Year of publication2010
Type of documentConferencepresentation
Terms of use/Rights Nutzungsbedingungen
Authors commentsC5: Preparing for Natural Hazards
Created at2010-11-11 : 03:51:20
Last changed2015-01-22 : 04:54:10

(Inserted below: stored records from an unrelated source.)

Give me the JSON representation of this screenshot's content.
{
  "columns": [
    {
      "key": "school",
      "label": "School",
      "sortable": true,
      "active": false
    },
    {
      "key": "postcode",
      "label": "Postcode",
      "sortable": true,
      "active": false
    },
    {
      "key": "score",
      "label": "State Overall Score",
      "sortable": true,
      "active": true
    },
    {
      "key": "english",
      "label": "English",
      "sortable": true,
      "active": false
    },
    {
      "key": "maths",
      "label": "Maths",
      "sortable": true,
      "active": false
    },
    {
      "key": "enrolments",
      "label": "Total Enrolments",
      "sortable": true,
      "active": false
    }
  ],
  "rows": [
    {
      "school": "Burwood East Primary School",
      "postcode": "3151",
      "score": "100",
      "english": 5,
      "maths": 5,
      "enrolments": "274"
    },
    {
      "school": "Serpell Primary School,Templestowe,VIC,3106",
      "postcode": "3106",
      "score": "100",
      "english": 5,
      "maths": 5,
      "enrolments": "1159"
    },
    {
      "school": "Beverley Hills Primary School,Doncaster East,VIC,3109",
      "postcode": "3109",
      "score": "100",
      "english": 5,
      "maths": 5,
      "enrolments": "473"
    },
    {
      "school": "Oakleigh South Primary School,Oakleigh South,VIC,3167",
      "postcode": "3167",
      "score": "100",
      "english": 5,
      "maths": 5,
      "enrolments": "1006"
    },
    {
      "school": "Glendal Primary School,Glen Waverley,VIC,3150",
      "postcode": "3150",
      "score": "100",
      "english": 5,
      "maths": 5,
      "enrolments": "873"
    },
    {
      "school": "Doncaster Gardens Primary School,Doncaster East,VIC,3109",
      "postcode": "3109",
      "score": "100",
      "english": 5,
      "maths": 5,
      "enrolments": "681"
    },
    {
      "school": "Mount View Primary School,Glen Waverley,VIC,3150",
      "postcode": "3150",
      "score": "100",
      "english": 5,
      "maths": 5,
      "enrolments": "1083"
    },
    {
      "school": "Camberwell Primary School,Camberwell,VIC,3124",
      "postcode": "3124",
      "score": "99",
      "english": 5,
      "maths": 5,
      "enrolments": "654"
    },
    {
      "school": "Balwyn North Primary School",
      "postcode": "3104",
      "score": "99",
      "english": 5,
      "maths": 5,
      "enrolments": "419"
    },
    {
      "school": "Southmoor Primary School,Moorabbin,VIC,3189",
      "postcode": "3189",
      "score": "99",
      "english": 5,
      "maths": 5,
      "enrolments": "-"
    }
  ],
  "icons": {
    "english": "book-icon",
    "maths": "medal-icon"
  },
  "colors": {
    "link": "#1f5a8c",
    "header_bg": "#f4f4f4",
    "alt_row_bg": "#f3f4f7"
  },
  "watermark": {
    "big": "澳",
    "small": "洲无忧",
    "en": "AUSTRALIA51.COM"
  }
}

Static URLhttp://edocs.fu-berlin.de/docs/receive/FUDOCS_document_000000007031